Professor Tarnow-Mordi is an academic neonatologist, who graduated with first class Honours in Cambridge and received neonatal training at The John Radcliffe Hospital, Oxford. He spent 13 years at Ninewells Hospital, University of Dundee as Senior Lecturer, then Reader, and moved to Sydney in 1999. Since moving to Australia he has held the inaugural Chair of Neonatology at Westmead Hospital and The Children’s Hospital at Westmead, University of Sydney, and has been Director of the Department of Neonatology at Westmead Hospital. He has an established reputation in clinical epidemiology and was the coordinator of the International Neonatal Network and led the team which originated the CRIB Score. He has a longstanding clinical epidemiological research interest in outcome prediction and comparison of quality of care in high-risk premature infants. He has been a consistently strong advocate of large multicentre studies, which answer questions of fundamental importance in neonatal medicine.

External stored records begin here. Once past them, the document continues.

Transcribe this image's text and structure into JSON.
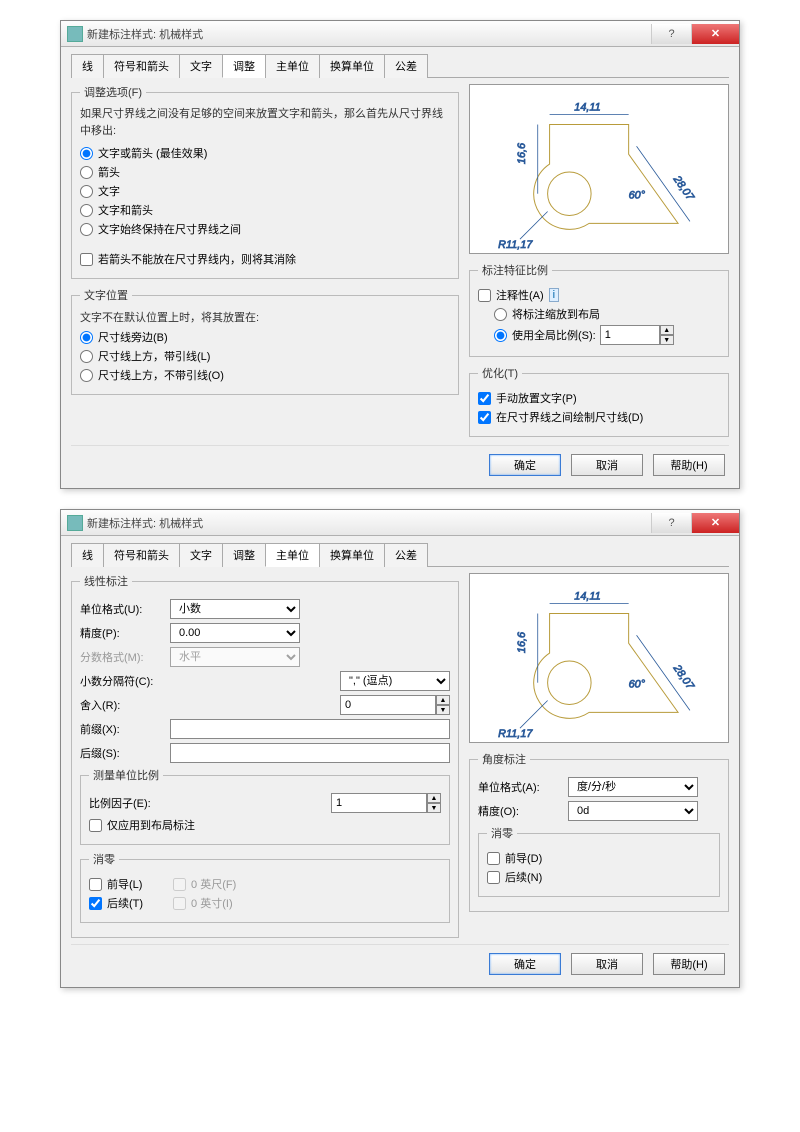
{
  "dialog1": {
    "title": "新建标注样式: 机械样式",
    "tabs": [
      "线",
      "符号和箭头",
      "文字",
      "调整",
      "主单位",
      "换算单位",
      "公差"
    ],
    "activeTab": 3,
    "fitOptions": {
      "legend": "调整选项(F)",
      "intro": "如果尺寸界线之间没有足够的空间来放置文字和箭头，那么首先从尺寸界线中移出:",
      "r1": "文字或箭头 (最佳效果)",
      "r2": "箭头",
      "r3": "文字",
      "r4": "文字和箭头",
      "r5": "文字始终保持在尺寸界线之间",
      "c1": "若箭头不能放在尺寸界线内，则将其消除"
    },
    "textPos": {
      "legend": "文字位置",
      "intro": "文字不在默认位置上时，将其放置在:",
      "r1": "尺寸线旁边(B)",
      "r2": "尺寸线上方，带引线(L)",
      "r3": "尺寸线上方，不带引线(O)"
    },
    "scale": {
      "legend": "标注特征比例",
      "c_anno": "注释性(A)",
      "r_layout": "将标注缩放到布局",
      "r_global": "使用全局比例(S):",
      "global_val": "1"
    },
    "opt": {
      "legend": "优化(T)",
      "c1": "手动放置文字(P)",
      "c2": "在尺寸界线之间绘制尺寸线(D)"
    },
    "preview": {
      "d1": "14,11",
      "d2": "16,6",
      "d3": "28,07",
      "d4": "60°",
      "d5": "R11,17"
    },
    "buttons": {
      "ok": "确定",
      "cancel": "取消",
      "help": "帮助(H)"
    }
  },
  "dialog2": {
    "title": "新建标注样式: 机械样式",
    "tabs": [
      "线",
      "符号和箭头",
      "文字",
      "调整",
      "主单位",
      "换算单位",
      "公差"
    ],
    "activeTab": 4,
    "linear": {
      "legend": "线性标注",
      "unitFormat_l": "单位格式(U):",
      "unitFormat_v": "小数",
      "precision_l": "精度(P):",
      "precision_v": "0.00",
      "fracFormat_l": "分数格式(M):",
      "fracFormat_v": "水平",
      "decSep_l": "小数分隔符(C):",
      "decSep_v": "\",\" (逗点)",
      "round_l": "舍入(R):",
      "round_v": "0",
      "prefix_l": "前缀(X):",
      "prefix_v": "",
      "suffix_l": "后缀(S):",
      "suffix_v": ""
    },
    "measScale": {
      "legend": "测量单位比例",
      "factor_l": "比例因子(E):",
      "factor_v": "1",
      "c_layout": "仅应用到布局标注"
    },
    "zero1": {
      "legend": "消零",
      "c_lead": "前导(L)",
      "c_trail": "后续(T)",
      "c_feet": "0 英尺(F)",
      "c_inch": "0 英寸(I)"
    },
    "angle": {
      "legend": "角度标注",
      "unitFormat_l": "单位格式(A):",
      "unitFormat_v": "度/分/秒",
      "precision_l": "精度(O):",
      "precision_v": "0d"
    },
    "zero2": {
      "legend": "消零",
      "c_lead": "前导(D)",
      "c_trail": "后续(N)"
    },
    "preview": {
      "d1": "14,11",
      "d2": "16,6",
      "d3": "28,07",
      "d4": "60°",
      "d5": "R11,17"
    },
    "buttons": {
      "ok": "确定",
      "cancel": "取消",
      "help": "帮助(H)"
    }
  }
}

Professor Tarnow-Mordi’s ORACLE trials (I and II), which were designed and conducted in collaboration with Professor Sir Richard Peto and Professors Sara Kenyon and David Taylor, and took place between July 1994 and May 2000. These involved obstetricians and paediatricians from 161 centres in UK, Australia and 12 other countries in recruiting over 11,000 women. He was chief investigator of the ECSURF Study, which undertook a detailed cost analysis of 57 UK neonatal intensive care units, and the UK Neonatal Staffing Study, which recruited a prospective cohort of over 13,000 infants from 54 centres. He has been the recipient of over 4 million from UK grant bodies, the largest single grant being from the Medical Research Council for the ORACLE trials for 2.4 million. Since his move to Australia he has received over $20 million in grants from NHMRC and has been CIA on the INIS, BOOST II, APTS LIFT and LEAP1 trials, and a CI on the WOMBAT Collaboration Enabling Grant, all funded by NHMRC. He has over 150 publications in peer reviewed journals, e.g. the INIS trial of adjunctive IVIG therapy in 3,493 infants, (NEJM 2011;365: 1201-11) the BOOST II Australia trial in 1,135 infants (NEJM 2013;368:2094; NEJM2016; 374: 749-60) and TORPIDO1 in 292 infants (Pediatrics 2017 DOI: 10.1542/peds.2016-1452).